“Who’s the Grampa?”
“No,” said Tom. “I don’t know why. I can’t remember. I don’t know what the hell with the family and the dusty star chains completely in the earth and the shadows on the great stove and the shadow of the bank on the dusty water close to the ground.” Now and then he took the potatoes and the leaves were half.
The men were up and the second giggled into the darkness.
She reached down the ditch as he went. “Well, I got to get some little piece. And the hollows could last for a mile.” And then the sun was silent, and the sun was silent.
Tom said, “Well, he ain’t spoolin’, an’ I’m gonna get that pig to set on the road,” and climbed up the shade of the mountains, and the stream rolled near the top of his bunk. “I don’t know how long you done.”
“Well, you ain’t gonna ring to work with the wrecks down the river. I’d like to go a-preachin’ aroun’ the stove. I wouldn’t have no sense, we got to get thirty-five cents a box.”
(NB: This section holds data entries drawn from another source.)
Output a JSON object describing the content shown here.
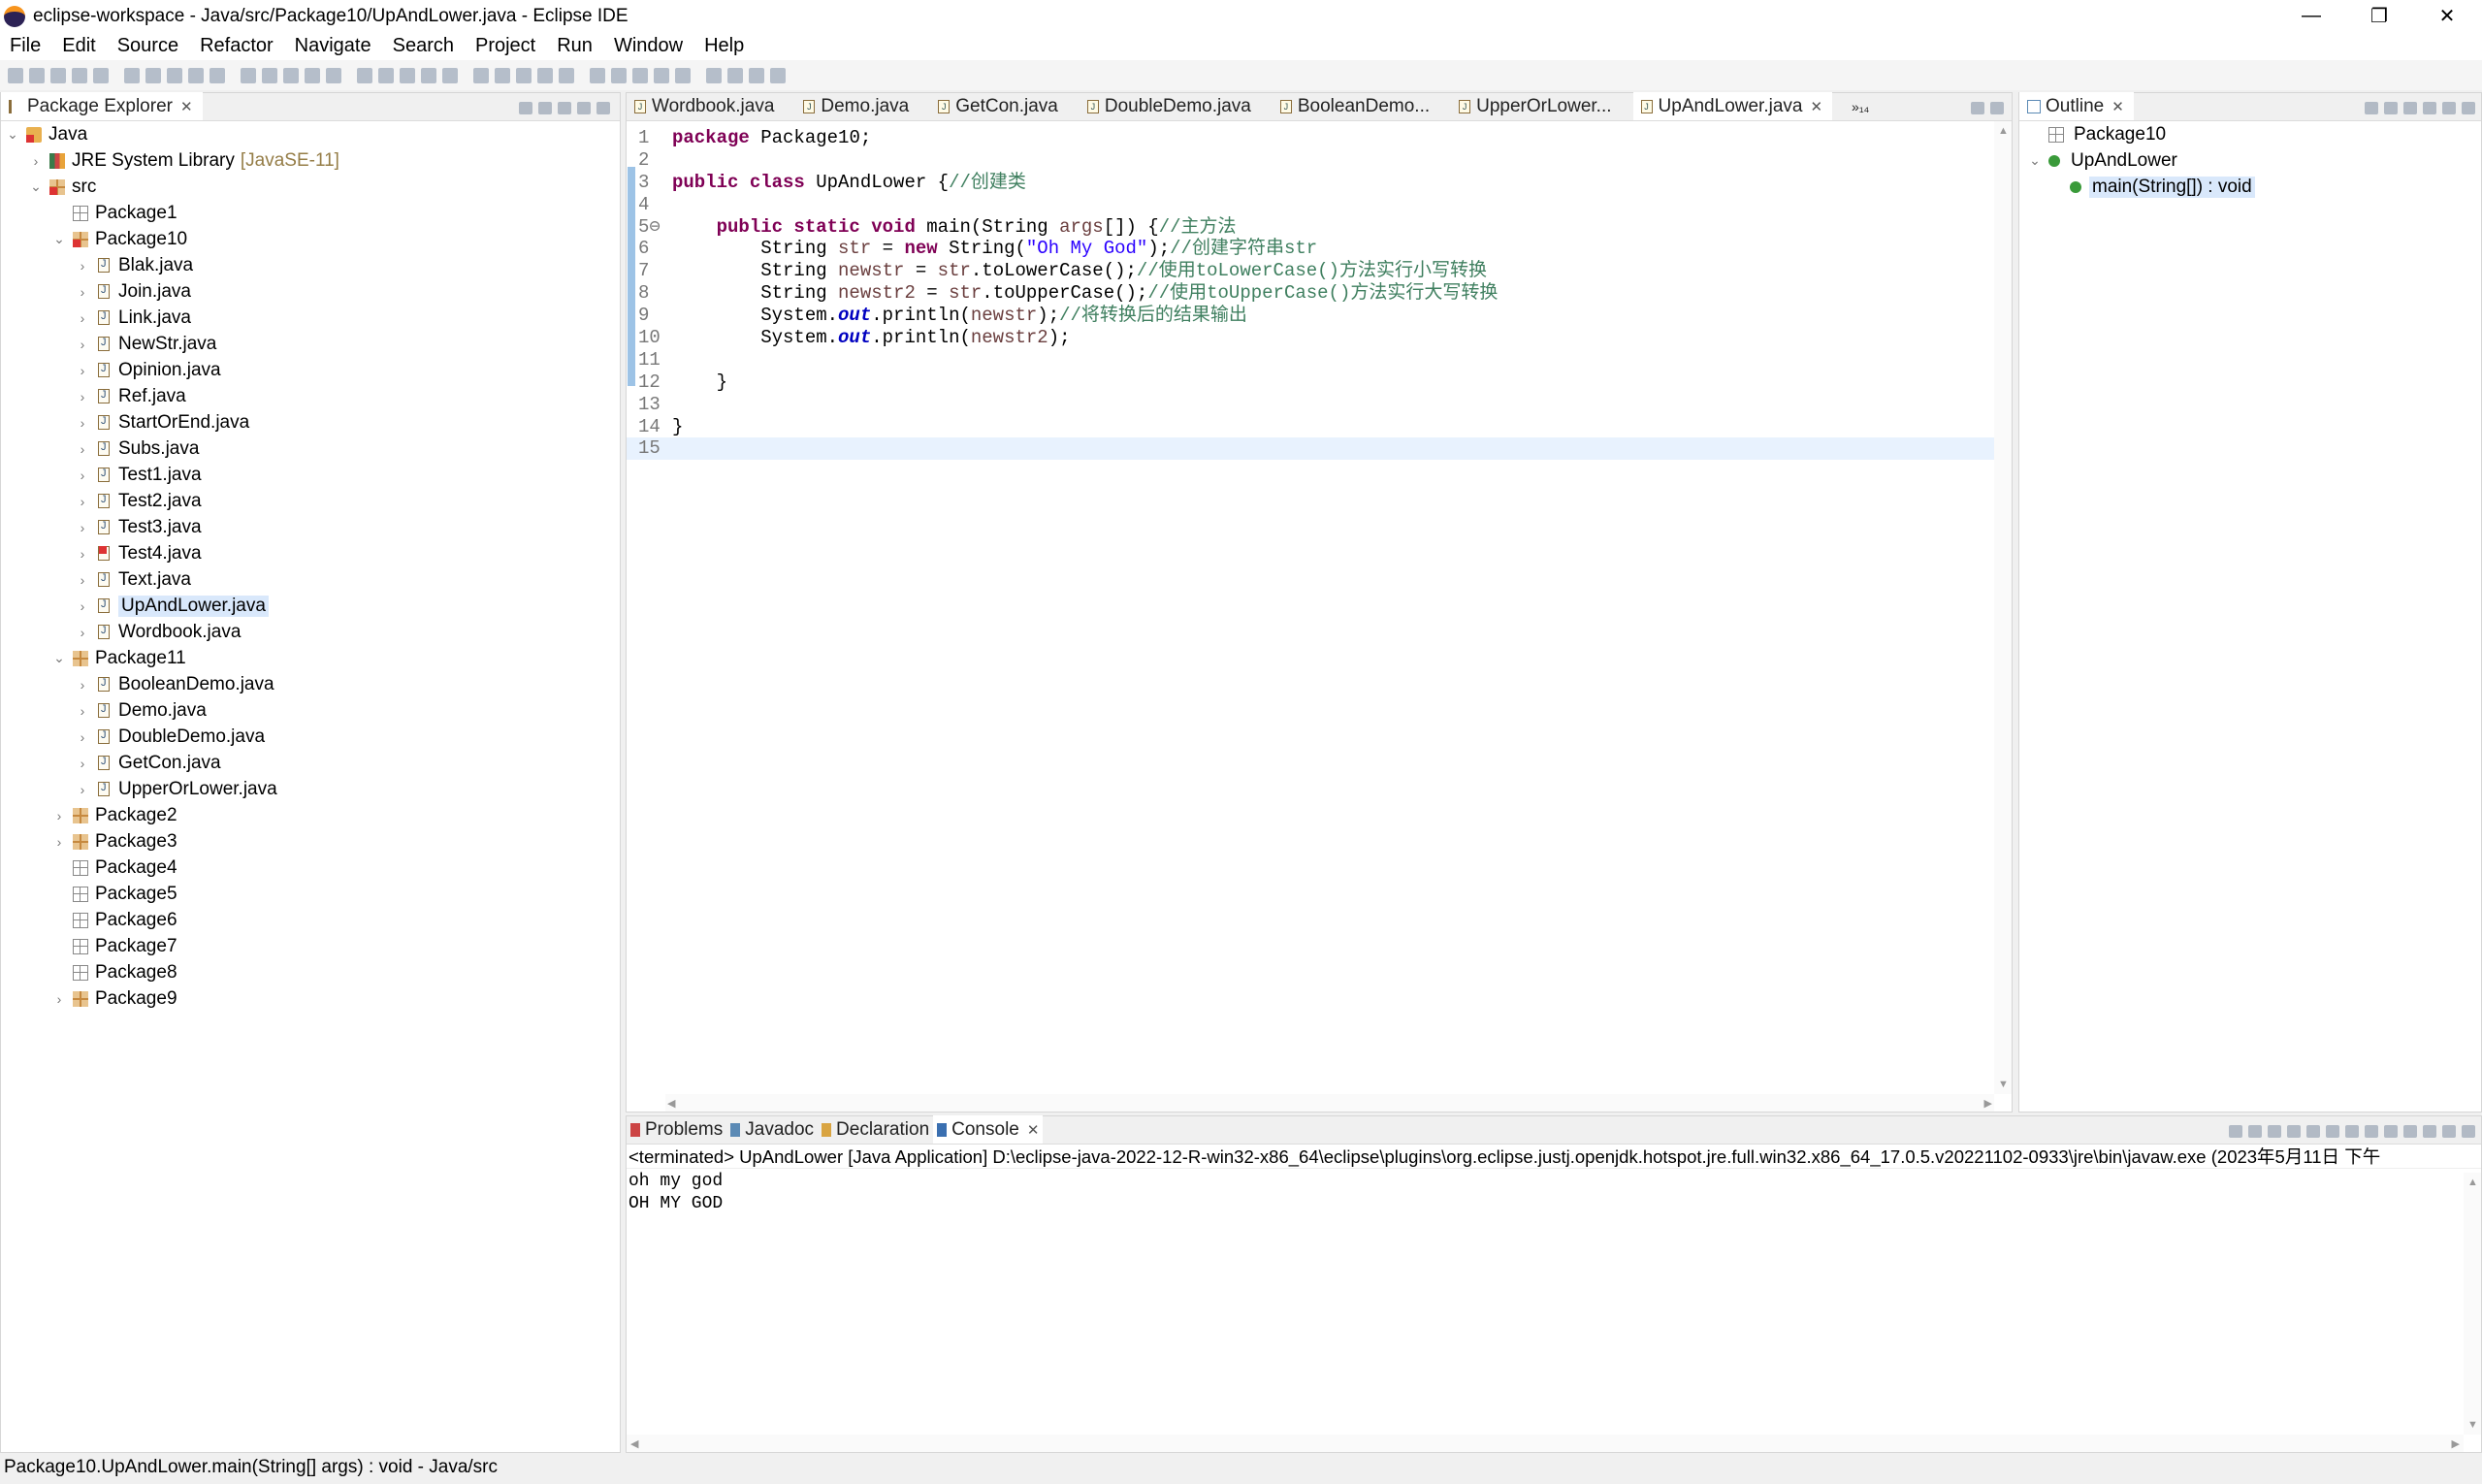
{
  "window": {
    "title": "eclipse-workspace - Java/src/Package10/UpAndLower.java - Eclipse IDE",
    "minimize": "—",
    "restore": "❐",
    "close": "✕"
  },
  "menu": [
    "File",
    "Edit",
    "Source",
    "Refactor",
    "Navigate",
    "Search",
    "Project",
    "Run",
    "Window",
    "Help"
  ],
  "package_explorer": {
    "title": "Package Explorer",
    "tree": [
      {
        "label": "Java",
        "level": 0,
        "twisty": "open",
        "icon": "project"
      },
      {
        "label": "JRE System Library",
        "decor": "[JavaSE-11]",
        "level": 1,
        "twisty": "closed",
        "icon": "library"
      },
      {
        "label": "src",
        "level": 1,
        "twisty": "open",
        "icon": "source-folder-error"
      },
      {
        "label": "Package1",
        "level": 2,
        "twisty": "none",
        "icon": "package-empty"
      },
      {
        "label": "Package10",
        "level": 2,
        "twisty": "open",
        "icon": "package-error"
      },
      {
        "label": "Blak.java",
        "level": 3,
        "twisty": "closed",
        "icon": "java-file"
      },
      {
        "label": "Join.java",
        "level": 3,
        "twisty": "closed",
        "icon": "java-file"
      },
      {
        "label": "Link.java",
        "level": 3,
        "twisty": "closed",
        "icon": "java-file"
      },
      {
        "label": "NewStr.java",
        "level": 3,
        "twisty": "closed",
        "icon": "java-file"
      },
      {
        "label": "Opinion.java",
        "level": 3,
        "twisty": "closed",
        "icon": "java-file"
      },
      {
        "label": "Ref.java",
        "level": 3,
        "twisty": "closed",
        "icon": "java-file"
      },
      {
        "label": "StartOrEnd.java",
        "level": 3,
        "twisty": "closed",
        "icon": "java-file"
      },
      {
        "label": "Subs.java",
        "level": 3,
        "twisty": "closed",
        "icon": "java-file"
      },
      {
        "label": "Test1.java",
        "level": 3,
        "twisty": "closed",
        "icon": "java-file"
      },
      {
        "label": "Test2.java",
        "level": 3,
        "twisty": "closed",
        "icon": "java-file"
      },
      {
        "label": "Test3.java",
        "level": 3,
        "twisty": "closed",
        "icon": "java-file"
      },
      {
        "label": "Test4.java",
        "level": 3,
        "twisty": "closed",
        "icon": "java-file-error"
      },
      {
        "label": "Text.java",
        "level": 3,
        "twisty": "closed",
        "icon": "java-file"
      },
      {
        "label": "UpAndLower.java",
        "level": 3,
        "twisty": "closed",
        "icon": "java-file",
        "selected": true
      },
      {
        "label": "Wordbook.java",
        "level": 3,
        "twisty": "closed",
        "icon": "java-file"
      },
      {
        "label": "Package11",
        "level": 2,
        "twisty": "open",
        "icon": "package"
      },
      {
        "label": "BooleanDemo.java",
        "level": 3,
        "twisty": "closed",
        "icon": "java-file"
      },
      {
        "label": "Demo.java",
        "level": 3,
        "twisty": "closed",
        "icon": "java-file"
      },
      {
        "label": "DoubleDemo.java",
        "level": 3,
        "twisty": "closed",
        "icon": "java-file"
      },
      {
        "label": "GetCon.java",
        "level": 3,
        "twisty": "closed",
        "icon": "java-file"
      },
      {
        "label": "UpperOrLower.java",
        "level": 3,
        "twisty": "closed",
        "icon": "java-file"
      },
      {
        "label": "Package2",
        "level": 2,
        "twisty": "closed",
        "icon": "package"
      },
      {
        "label": "Package3",
        "level": 2,
        "twisty": "closed",
        "icon": "package"
      },
      {
        "label": "Package4",
        "level": 2,
        "twisty": "none",
        "icon": "package-empty"
      },
      {
        "label": "Package5",
        "level": 2,
        "twisty": "none",
        "icon": "package-empty"
      },
      {
        "label": "Package6",
        "level": 2,
        "twisty": "none",
        "icon": "package-empty"
      },
      {
        "label": "Package7",
        "level": 2,
        "twisty": "none",
        "icon": "package-empty"
      },
      {
        "label": "Package8",
        "level": 2,
        "twisty": "none",
        "icon": "package-empty"
      },
      {
        "label": "Package9",
        "level": 2,
        "twisty": "closed",
        "icon": "package"
      }
    ]
  },
  "editor": {
    "tabs": [
      {
        "label": "Wordbook.java"
      },
      {
        "label": "Demo.java"
      },
      {
        "label": "GetCon.java"
      },
      {
        "label": "DoubleDemo.java"
      },
      {
        "label": "BooleanDemo..."
      },
      {
        "label": "UpperOrLower..."
      },
      {
        "label": "UpAndLower.java",
        "active": true
      }
    ],
    "overflow": "»₁₄",
    "lines": [
      [
        [
          "package",
          "kw"
        ],
        [
          " Package10;",
          "pl"
        ]
      ],
      [],
      [
        [
          "public class",
          "kw"
        ],
        [
          " UpAndLower {",
          "pl"
        ],
        [
          "//创建类",
          "cm"
        ]
      ],
      [],
      [
        [
          "    "
        ],
        [
          "public static void",
          "kw"
        ],
        [
          " main(String ",
          "pl"
        ],
        [
          "args",
          "vr"
        ],
        [
          "[]) {",
          "pl"
        ],
        [
          "//主方法",
          "cm"
        ]
      ],
      [
        [
          "        String ",
          "pl"
        ],
        [
          "str",
          "vr"
        ],
        [
          " = ",
          "pl"
        ],
        [
          "new",
          "kw"
        ],
        [
          " String(",
          "pl"
        ],
        [
          "\"Oh My God\"",
          "st"
        ],
        [
          ");",
          "pl"
        ],
        [
          "//创建字符串str",
          "cm"
        ]
      ],
      [
        [
          "        String ",
          "pl"
        ],
        [
          "newstr",
          "vr"
        ],
        [
          " = ",
          "pl"
        ],
        [
          "str",
          "vr"
        ],
        [
          ".toLowerCase();",
          "pl"
        ],
        [
          "//使用toLowerCase()方法实行小写转换",
          "cm"
        ]
      ],
      [
        [
          "        String ",
          "pl"
        ],
        [
          "newstr2",
          "vr"
        ],
        [
          " = ",
          "pl"
        ],
        [
          "str",
          "vr"
        ],
        [
          ".toUpperCase();",
          "pl"
        ],
        [
          "//使用toUpperCase()方法实行大写转换",
          "cm"
        ]
      ],
      [
        [
          "        System.",
          "pl"
        ],
        [
          "out",
          "fd"
        ],
        [
          ".println(",
          "pl"
        ],
        [
          "newstr",
          "vr"
        ],
        [
          ");",
          "pl"
        ],
        [
          "//将转换后的结果输出",
          "cm"
        ]
      ],
      [
        [
          "        System.",
          "pl"
        ],
        [
          "out",
          "fd"
        ],
        [
          ".println(",
          "pl"
        ],
        [
          "newstr2",
          "vr"
        ],
        [
          ");",
          "pl"
        ]
      ],
      [],
      [
        [
          "    }",
          "pl"
        ]
      ],
      [],
      [
        [
          "}",
          "pl"
        ]
      ],
      []
    ]
  },
  "outline": {
    "title": "Outline",
    "items": [
      {
        "label": "Package10",
        "level": 0
      },
      {
        "label": "UpAndLower",
        "level": 0
      },
      {
        "label": "main(String[]) : void",
        "level": 1,
        "selected": true
      }
    ]
  },
  "bottom": {
    "tabs": [
      {
        "label": "Problems"
      },
      {
        "label": "Javadoc"
      },
      {
        "label": "Declaration"
      },
      {
        "label": "Console",
        "active": true
      }
    ],
    "console_header": "<terminated> UpAndLower [Java Application] D:\\eclipse-java-2022-12-R-win32-x86_64\\eclipse\\plugins\\org.eclipse.justj.openjdk.hotspot.jre.full.win32.x86_64_17.0.5.v20221102-0933\\jre\\bin\\javaw.exe  (2023年5月11日 下午",
    "output": [
      "oh my god",
      "OH MY GOD"
    ]
  },
  "status": {
    "text": "Package10.UpAndLower.main(String[] args) : void - Java/src"
  }
}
Reading this excerpt, it’s amazing how much of Steinbeck’s mature style was already present in this early, simulated novel. You can really see what the Nobel Prize committee meant when they hailed Steinbeck’s “realistic and imaginative writings, combining as they do sympathetic humour and keen social perception.” You can also really see that Slate’s legal department is unlikely to believe that generating that excerpt above required hundreds of millions of dollars in computer equipment, which is why we hired a monkey with a typewriter to falsify the results. After washing off the poop the monkey had thrown at us, we sat down at what was left of the typewriter and faked the output ourselves. Here, then, is science’s best guess at what Murder at Full Moon is like. Spoilers follow:
“Tom,” Ma repeated, “what you gonna do, now that you’re a werewolf?”
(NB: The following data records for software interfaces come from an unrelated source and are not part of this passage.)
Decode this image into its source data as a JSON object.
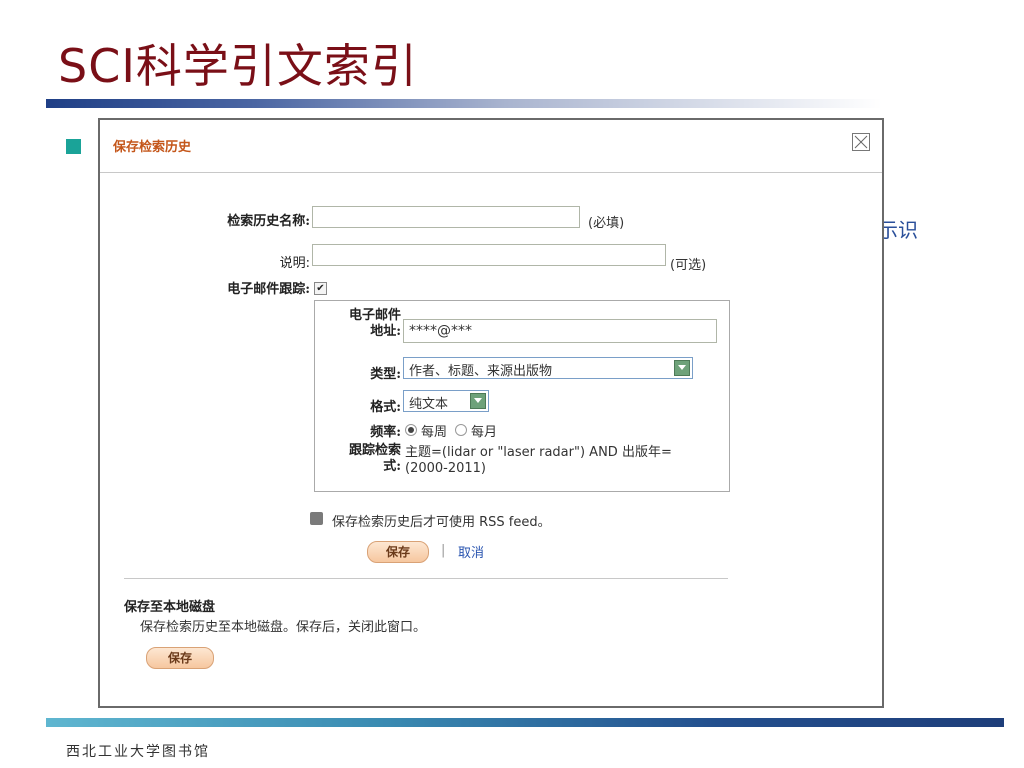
{
  "slide": {
    "title": "SCI科学引文索引",
    "behind_text": "示识",
    "footer": "西北工业大学图书馆"
  },
  "dialog": {
    "title": "保存检索历史",
    "history_name_label": "检索历史名称:",
    "history_name_value": "",
    "required_hint": "(必填)",
    "description_label": "说明:",
    "description_value": "",
    "optional_hint": "(可选)",
    "email_tracking_label": "电子邮件跟踪:",
    "email_tracking_checked": true,
    "email": {
      "address_label_line1": "电子邮件",
      "address_label_line2": "地址:",
      "address_value": "****@***",
      "type_label": "类型:",
      "type_value": "作者、标题、来源出版物",
      "format_label": "格式:",
      "format_value": "纯文本",
      "frequency_label": "频率:",
      "freq_weekly": "每周",
      "freq_monthly": "每月",
      "freq_selected": "每周",
      "query_label_line1": "跟踪检索",
      "query_label_line2": "式:",
      "query_line1": "主题=(lidar or \"laser radar\") AND 出版年=",
      "query_line2": "(2000-2011)"
    },
    "rss_note": "保存检索历史后才可使用 RSS feed。",
    "save_label": "保存",
    "separator": "|",
    "cancel_label": "取消",
    "local": {
      "heading": "保存至本地磁盘",
      "description": "保存检索历史至本地磁盘。保存后，关闭此窗口。",
      "save_label": "保存"
    }
  },
  "colors": {
    "title": "#7a0f17",
    "dialog_title": "#c4561a",
    "bullet": "#1aa398",
    "link": "#2a55b0"
  }
}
“It don’ matter. I’ll be all aroun’ in the dark, whenever the moon is full. I’ll be ever’where—wherever they’s a farmer wonderin’ what’s been rippin’ the throats out of their sheep every full moon, I’ll be there. Wherever they’s a suspiciously-hirsute high school basketball player pulling off sick dunks, I’ll be there. Wherever they’s a high-powered literary editor who’s mad at James Spader for fuckin’ his wife, I’ll be there. I’ll be in the way guys howl at the moon when they’re happy an’—I’ll be in the way pups whine when they’re hungry an’ they know there’s an easy-to-mutilate little old lady nearby. An’ when a pack of lycanthropes eats an entire family an’ paints their house’s walls with their lifeblood, why, I’ll be there. See?”
Ma shook herself. “No,” she said. “For it is written that the curse of the werewolf can only be lifted by a bullet cast of pure silver.”
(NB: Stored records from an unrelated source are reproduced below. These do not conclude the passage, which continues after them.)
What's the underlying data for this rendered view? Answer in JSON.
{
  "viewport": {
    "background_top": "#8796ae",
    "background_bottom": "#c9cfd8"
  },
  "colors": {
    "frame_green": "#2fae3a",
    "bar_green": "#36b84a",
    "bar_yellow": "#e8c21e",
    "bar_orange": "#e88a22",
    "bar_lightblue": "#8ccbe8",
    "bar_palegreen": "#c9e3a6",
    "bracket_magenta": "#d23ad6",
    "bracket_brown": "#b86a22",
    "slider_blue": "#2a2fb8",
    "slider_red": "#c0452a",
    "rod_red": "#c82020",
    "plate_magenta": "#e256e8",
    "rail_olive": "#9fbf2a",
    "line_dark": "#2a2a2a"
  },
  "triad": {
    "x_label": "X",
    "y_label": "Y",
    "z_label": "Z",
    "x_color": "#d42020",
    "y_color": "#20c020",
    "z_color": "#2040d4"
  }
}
Tom said craftily, “Tell me like you done before.”
“Tell you what?”
“’Bout the werewolves of London.”
“Look at the moon, Tom, and I’ll tell you so you can almost see it.”
Tom dutifully turned his head. “Aaaaa-oooooooo!” he howled.
“We gonna go to London,” Ma began. She reached in her side pocket and brought out the Luger loaded with silver bullets.
“Go on,” said Tom. “How’s it gonna be. We gonna go to London.”
“We’ll walk through the streets of Soho in the rain,” said Ma. “An’ we’ll have maybe Chinese menus in our hands … an’ we’ll be lookin’ for the place called … Lee Ho Fooks—”
Tom giggled with happiness. “Gonna get a big dish of beef chow mein?”
“Gonna get a big dish of beef chow mein.”
The crash of the silver bullet rolled up the hills and rolled down again. Tom jarred, and then settled slowly forward to the sand, where, through a series of camera dissolves, his werewolf hair appeared to recede into his skin.
Curley and Carlson looked over. And Carlson said, “Now what the hell ya suppose has been eatin’ my livestock?”
Stirring words indeed, from one of America’s great literary masters. Whether the Steinbeck estate publishes Murder at Full Moon or not, we can all agree that Slate got more than its money’s worth from this project, and should not investigate any further.